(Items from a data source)
======

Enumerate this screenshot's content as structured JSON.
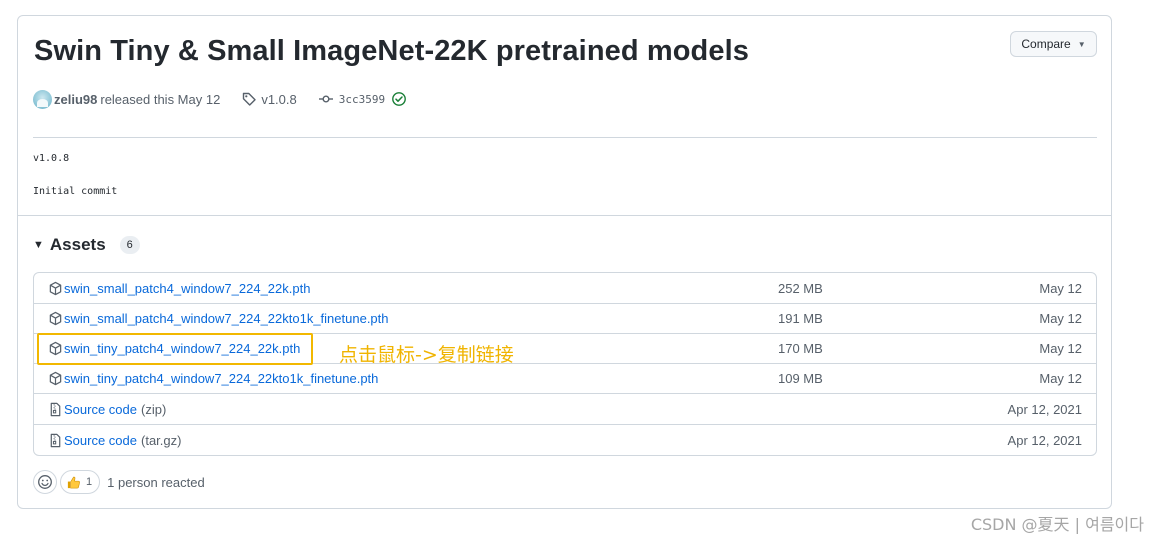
{
  "release": {
    "title": "Swin Tiny & Small ImageNet-22K pretrained models",
    "compare_label": "Compare",
    "author": "zeliu98",
    "released_text": "released this May 12",
    "tag": "v1.0.8",
    "commit": "3cc3599",
    "body_lines": [
      "v1.0.8",
      "Initial commit"
    ]
  },
  "assets": {
    "title": "Assets",
    "count": "6",
    "items": [
      {
        "name": "swin_small_patch4_window7_224_22k.pth",
        "size": "252 MB",
        "date": "May 12",
        "icon": "package-icon"
      },
      {
        "name": "swin_small_patch4_window7_224_22kto1k_finetune.pth",
        "size": "191 MB",
        "date": "May 12",
        "icon": "package-icon"
      },
      {
        "name": "swin_tiny_patch4_window7_224_22k.pth",
        "size": "170 MB",
        "date": "May 12",
        "icon": "package-icon"
      },
      {
        "name": "swin_tiny_patch4_window7_224_22kto1k_finetune.pth",
        "size": "109 MB",
        "date": "May 12",
        "icon": "package-icon"
      },
      {
        "name": "Source code",
        "suffix": "(zip)",
        "size": "",
        "date": "Apr 12, 2021",
        "icon": "file-zip-icon"
      },
      {
        "name": "Source code",
        "suffix": "(tar.gz)",
        "size": "",
        "date": "Apr 12, 2021",
        "icon": "file-zip-icon"
      }
    ]
  },
  "reactions": {
    "thumbs_up_count": "1",
    "summary": "1 person reacted"
  },
  "annotation": {
    "text": "点击鼠标->复制链接",
    "color": "#f0b400"
  },
  "watermark": "CSDN @夏天 | 여름이다",
  "colors": {
    "link": "#0969da",
    "muted": "#57606a",
    "border": "#d0d7de",
    "success": "#1a7f37",
    "highlight": "#f2b800"
  }
}
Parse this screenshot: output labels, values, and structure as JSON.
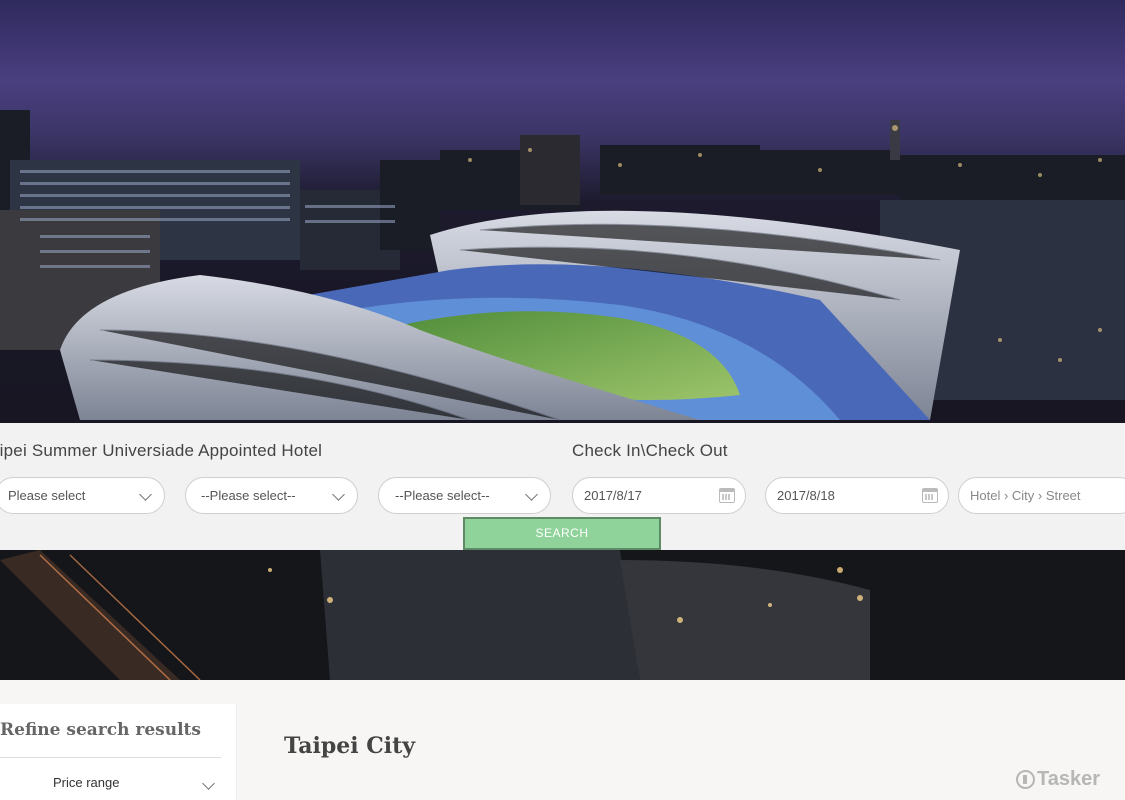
{
  "hero": {
    "image": "night-stadium-aerial-photo"
  },
  "search_panel": {
    "hotel_heading": "aipei Summer Universiade Appointed Hotel",
    "date_heading": "Check In\\Check Out",
    "select_1": "Please select",
    "select_2": "--Please select--",
    "select_3": "--Please select--",
    "check_in": "2017/8/17",
    "check_out": "2017/8/18",
    "keyword_placeholder": "Hotel › City › Street",
    "search_label": "SEARCH",
    "accent_color": "#8fd39b"
  },
  "sidebar": {
    "title": "Refine search results",
    "price_range_label": "Price range"
  },
  "main": {
    "city_title": "Taipei City"
  },
  "watermark": {
    "text": "Tasker"
  }
}
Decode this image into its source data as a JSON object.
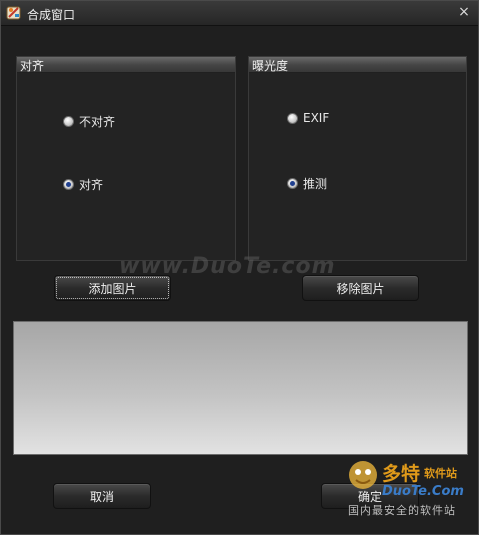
{
  "window": {
    "title": "合成窗口",
    "close_glyph": "×",
    "icon": "app-icon"
  },
  "align_group": {
    "header": "对齐",
    "options": [
      {
        "label": "不对齐",
        "checked": false
      },
      {
        "label": "对齐",
        "checked": true
      }
    ]
  },
  "exposure_group": {
    "header": "曝光度",
    "options": [
      {
        "label": "EXIF",
        "checked": false
      },
      {
        "label": "推测",
        "checked": true
      }
    ]
  },
  "buttons": {
    "add_image": "添加图片",
    "remove_image": "移除图片",
    "cancel": "取消",
    "ok": "确定"
  },
  "watermark": {
    "text": "www.DuoTe.com"
  },
  "logo": {
    "brand": "多特",
    "brand_sub": "软件站",
    "site": "DuoTe.Com",
    "slogan": "国内最安全的软件站"
  },
  "colors": {
    "accent_logo": "#e09a1a",
    "link_blue": "#3a7cc8",
    "radio_dot": "#1f3f8f"
  }
}
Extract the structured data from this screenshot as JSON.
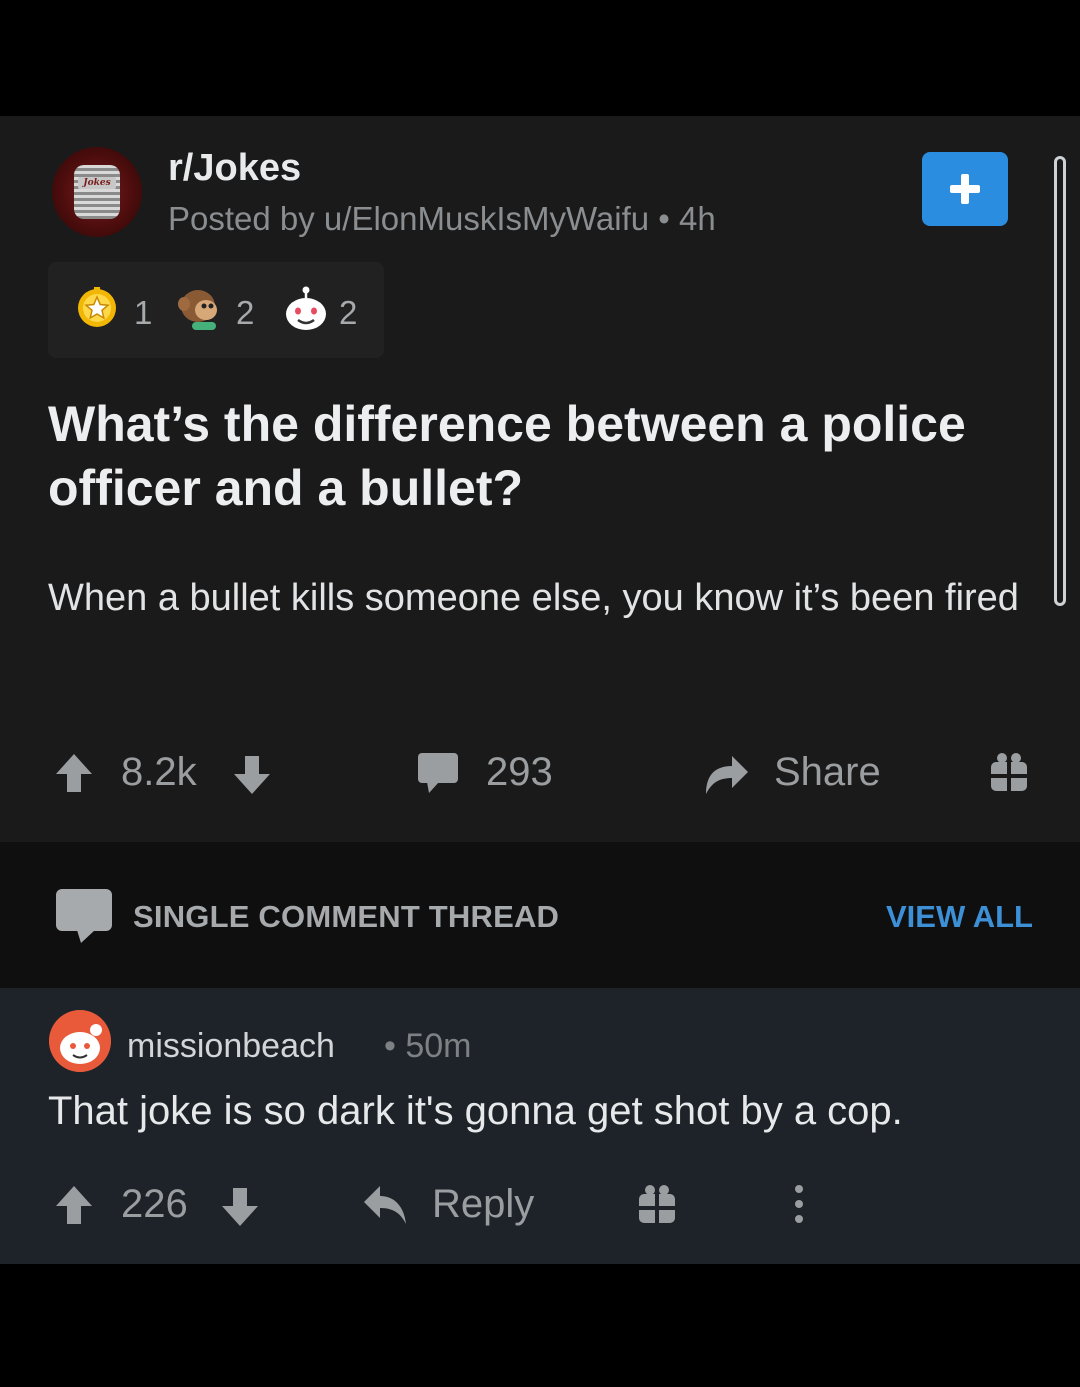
{
  "post": {
    "subreddit": "r/Jokes",
    "subreddit_avatar_label": "Jokes",
    "meta": "Posted by u/ElonMuskIsMyWaifu • 4h",
    "awards": [
      {
        "icon": "gold-award-icon",
        "count": "1"
      },
      {
        "icon": "monkey-award-icon",
        "count": "2"
      },
      {
        "icon": "wholesome-award-icon",
        "count": "2"
      }
    ],
    "title": "What’s the difference between a police officer and a bullet?",
    "body": "When a bullet kills someone else, you know it’s been fired",
    "score": "8.2k",
    "comments": "293",
    "share_label": "Share"
  },
  "thread": {
    "label": "SINGLE COMMENT THREAD",
    "view_all_label": "VIEW ALL"
  },
  "comment": {
    "author": "missionbeach",
    "time": "• 50m",
    "text": "That joke is so dark it's gonna get shot by a cop.",
    "score": "226",
    "reply_label": "Reply"
  },
  "colors": {
    "background": "#000000",
    "card": "#1a1a1b",
    "comment_card": "#1d2329",
    "accent_blue": "#2a8de0",
    "view_all": "#3d8fd6"
  }
}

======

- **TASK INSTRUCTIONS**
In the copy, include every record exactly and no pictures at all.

- **ANSWER**
Enumerate this screenshot's content as structured JSON.
{
  "release": {
    "title": "Swin Tiny & Small ImageNet-22K pretrained models",
    "compare_label": "Compare",
    "author": "zeliu98",
    "released_text": "released this May 12",
    "tag": "v1.0.8",
    "commit": "3cc3599",
    "body_lines": [
      "v1.0.8",
      "Initial commit"
    ]
  },
  "assets": {
    "title": "Assets",
    "count": "6",
    "items": [
      {
        "name": "swin_small_patch4_window7_224_22k.pth",
        "size": "252 MB",
        "date": "May 12",
        "icon": "package-icon"
      },
      {
        "name": "swin_small_patch4_window7_224_22kto1k_finetune.pth",
        "size": "191 MB",
        "date": "May 12",
        "icon": "package-icon"
      },
      {
        "name": "swin_tiny_patch4_window7_224_22k.pth",
        "size": "170 MB",
        "date": "May 12",
        "icon": "package-icon"
      },
      {
        "name": "swin_tiny_patch4_window7_224_22kto1k_finetune.pth",
        "size": "109 MB",
        "date": "May 12",
        "icon": "package-icon"
      },
      {
        "name": "Source code",
        "suffix": "(zip)",
        "size": "",
        "date": "Apr 12, 2021",
        "icon": "file-zip-icon"
      },
      {
        "name": "Source code",
        "suffix": "(tar.gz)",
        "size": "",
        "date": "Apr 12, 2021",
        "icon": "file-zip-icon"
      }
    ]
  },
  "reactions": {
    "thumbs_up_count": "1",
    "summary": "1 person reacted"
  },
  "annotation": {
    "text": "点击鼠标->复制链接",
    "color": "#f0b400"
  },
  "watermark": "CSDN @夏天 | 여름이다",
  "colors": {
    "link": "#0969da",
    "muted": "#57606a",
    "border": "#d0d7de",
    "success": "#1a7f37",
    "highlight": "#f2b800"
  }
}
Parse this screenshot: output labels, values, and structure as JSON.
{
  "hero": {
    "image": "night-stadium-aerial-photo"
  },
  "search_panel": {
    "hotel_heading": "aipei Summer Universiade Appointed Hotel",
    "date_heading": "Check In\\Check Out",
    "select_1": "Please select",
    "select_2": "--Please select--",
    "select_3": "--Please select--",
    "check_in": "2017/8/17",
    "check_out": "2017/8/18",
    "keyword_placeholder": "Hotel › City › Street",
    "search_label": "SEARCH",
    "accent_color": "#8fd39b"
  },
  "sidebar": {
    "title": "Refine search results",
    "price_range_label": "Price range"
  },
  "main": {
    "city_title": "Taipei City"
  },
  "watermark": {
    "text": "Tasker"
  }
}
Decode this image into its source data as a JSON object.
{
  "window": {
    "title": "合成窗口",
    "close_glyph": "×",
    "icon": "app-icon"
  },
  "align_group": {
    "header": "对齐",
    "options": [
      {
        "label": "不对齐",
        "checked": false
      },
      {
        "label": "对齐",
        "checked": true
      }
    ]
  },
  "exposure_group": {
    "header": "曝光度",
    "options": [
      {
        "label": "EXIF",
        "checked": false
      },
      {
        "label": "推测",
        "checked": true
      }
    ]
  },
  "buttons": {
    "add_image": "添加图片",
    "remove_image": "移除图片",
    "cancel": "取消",
    "ok": "确定"
  },
  "watermark": {
    "text": "www.DuoTe.com"
  },
  "logo": {
    "brand": "多特",
    "brand_sub": "软件站",
    "site": "DuoTe.Com",
    "slogan": "国内最安全的软件站"
  },
  "colors": {
    "accent_logo": "#e09a1a",
    "link_blue": "#3a7cc8",
    "radio_dot": "#1f3f8f"
  }
}
Extract the structured data from this screenshot as JSON.
{
  "post": {
    "subreddit": "r/Jokes",
    "subreddit_avatar_label": "Jokes",
    "meta": "Posted by u/ElonMuskIsMyWaifu • 4h",
    "awards": [
      {
        "icon": "gold-award-icon",
        "count": "1"
      },
      {
        "icon": "monkey-award-icon",
        "count": "2"
      },
      {
        "icon": "wholesome-award-icon",
        "count": "2"
      }
    ],
    "title": "What’s the difference between a police officer and a bullet?",
    "body": "When a bullet kills someone else, you know it’s been fired",
    "score": "8.2k",
    "comments": "293",
    "share_label": "Share"
  },
  "thread": {
    "label": "SINGLE COMMENT THREAD",
    "view_all_label": "VIEW ALL"
  },
  "comment": {
    "author": "missionbeach",
    "time": "• 50m",
    "text": "That joke is so dark it's gonna get shot by a cop.",
    "score": "226",
    "reply_label": "Reply"
  },
  "colors": {
    "background": "#000000",
    "card": "#1a1a1b",
    "comment_card": "#1d2329",
    "accent_blue": "#2a8de0",
    "view_all": "#3d8fd6"
  }
}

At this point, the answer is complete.